Both futures and options turnover fell by an identical margin in October. The overall exchange-traded currency market fell 39.5% to Rs29,928 crore. Turnover on NSE declined 35% to Rs13,982 crore over its daily average in the six-month period leading up to the imposition of transaction charges. Turnover on MCX-SX dropped 32% to Rs12,292 crore in the same period.
Turnover on the United Stock Exchange (USE) saw the sharpest drop of 64% to Rs3,655 crore despite the bourse not imposing any transaction charge.
USE is facing turbulence with a couple of high-level exits in the top management. It faces a Securities and Exchange Board of India inquiry over allegations of circular trading by Jaypee Capital Services Ltd, promoter of USE. The Economic Times reported on 6 September that Jaypee Capital accounts for 80% of the volumes on the exchange.
Between 22 August, when transaction charges kicked in, and 6 September, USE gained market share in the futures’ segment at the expense of NSE and MCX-SX as investors migrated to the bourse. USE’s market share in that period rose to 36%, roughly similar to MCX-SX’s share, and a 14 percentage point rise over its six-month average.
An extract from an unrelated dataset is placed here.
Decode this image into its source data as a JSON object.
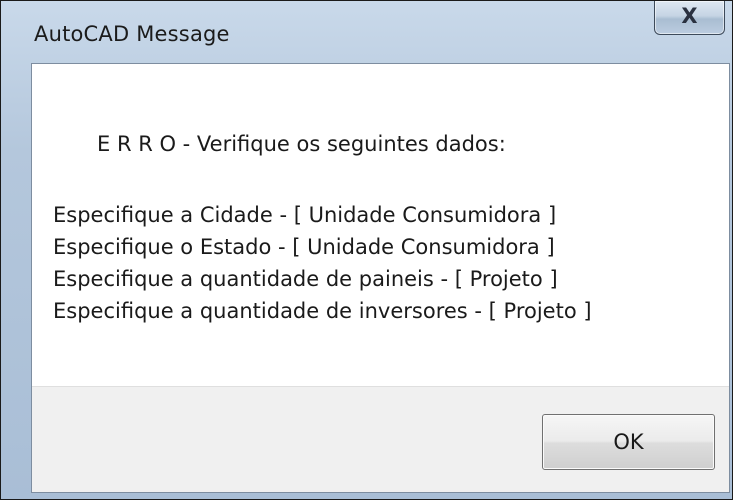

Since then, it started losing market share as troubles at USE shook investor confidence.
Proprietary traders, retail investors and smaller firms— which face an unfriendly over-the-counter market dominated by bigger firms—contribute to most of the volumes in the exchange-traded currency derivatives market.
“Intraday trading in currency futures has taken a hit after the imposition of transaction charges,” said Rajesh Baheti, head of Crosseas Capital, a Mumbai-based proprietary trading firm. Currency traders work on thin spreads and the charge has eroded their margins, he added.
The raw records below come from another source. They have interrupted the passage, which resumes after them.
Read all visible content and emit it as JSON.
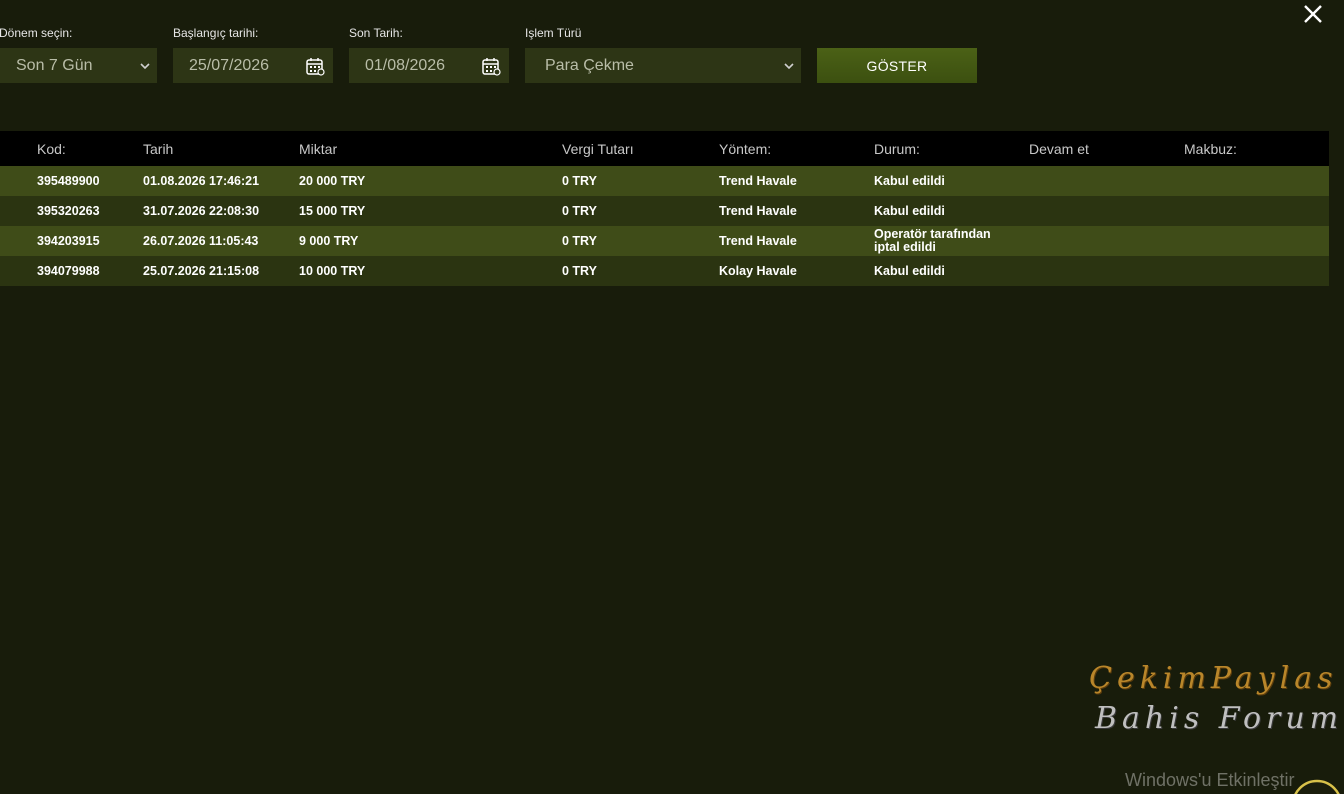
{
  "filters": {
    "period": {
      "label": "Dönem seçin:",
      "value": "Son 7 Gün"
    },
    "start_date": {
      "label": "Başlangıç tarihi:",
      "value": "25/07/2026"
    },
    "end_date": {
      "label": "Son Tarih:",
      "value": "01/08/2026"
    },
    "transaction_type": {
      "label": "Işlem Türü",
      "value": "Para Çekme"
    },
    "show_button": "GÖSTER"
  },
  "table": {
    "columns": {
      "code": "Kod:",
      "date": "Tarih",
      "amount": "Miktar",
      "tax": "Vergi Tutarı",
      "method": "Yöntem:",
      "status": "Durum:",
      "continue": "Devam et",
      "receipt": "Makbuz:"
    },
    "rows": [
      {
        "code": "395489900",
        "date": "01.08.2026 17:46:21",
        "amount": "20 000 TRY",
        "tax": "0 TRY",
        "method": "Trend Havale",
        "status": [
          "Kabul edildi"
        ]
      },
      {
        "code": "395320263",
        "date": "31.07.2026 22:08:30",
        "amount": "15 000 TRY",
        "tax": "0 TRY",
        "method": "Trend Havale",
        "status": [
          "Kabul edildi"
        ]
      },
      {
        "code": "394203915",
        "date": "26.07.2026 11:05:43",
        "amount": "9 000 TRY",
        "tax": "0 TRY",
        "method": "Trend Havale",
        "status": [
          "Operatör tarafından",
          "iptal edildi"
        ]
      },
      {
        "code": "394079988",
        "date": "25.07.2026 21:15:08",
        "amount": "10 000 TRY",
        "tax": "0 TRY",
        "method": "Kolay Havale",
        "status": [
          "Kabul edildi"
        ]
      }
    ]
  },
  "watermark": {
    "line1": "ÇekimPaylas",
    "line2": "Bahis Forum"
  },
  "system_overlay": "Windows'u Etkinleştir",
  "colors": {
    "background": "#181c0b",
    "row_odd": "#3f4c18",
    "row_even": "#2b3411",
    "header": "#000000",
    "accent_button": "#4b6116"
  }
}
Retail investors have also shied away. They are exploring other markets such as commodities because of the imposition of charges, said Pramit Brahmbhatt, chief executive officer of Alpari Financial Services (India) Pvt. Ltd, a retail brokerage firm.
Proprietary firms that use algorithm trading in the currency market will have to rework them to take into account the charges. A proprietary trader, who did not want to be identified, said that brokers have already made representations to exchanges, asking them for a discount in the charges.
Algorithmic trading is the use of computer programmes for entering trading orders, with the algorithm deciding the timing, location, price or quantity of the order.
To be sure, an unexpected depreciation of the rupee in September also contributed to the decline in turnover. Many investors who had bet on a strengthening of the rupee lost heavily in September and have stayed away from the markets, brokers said.
“The sharp drop in the rupee led to huge losses, especially for options traders and they have stepped away for now,” said Rajesh Bajaj, a Kolkata-based proprietary trader.
Maheshwari of Anmi said exchanges and the market regulator should look at ways to incentivize currency traders to drive volumes.
“In the long run, there has to be some transaction charge, but as margins are quite thin, you need other structural reforms to make it easier to trade on the exchange platform for the market to grow,” he said. “There is no stamp duty on currency trades in most states, but a number of states have started levying these charges.”
NSE, MCX-SX and USE declined comment for the story.
Ashwin Ramarathinam and Ravindra Sonavane contributed to this story.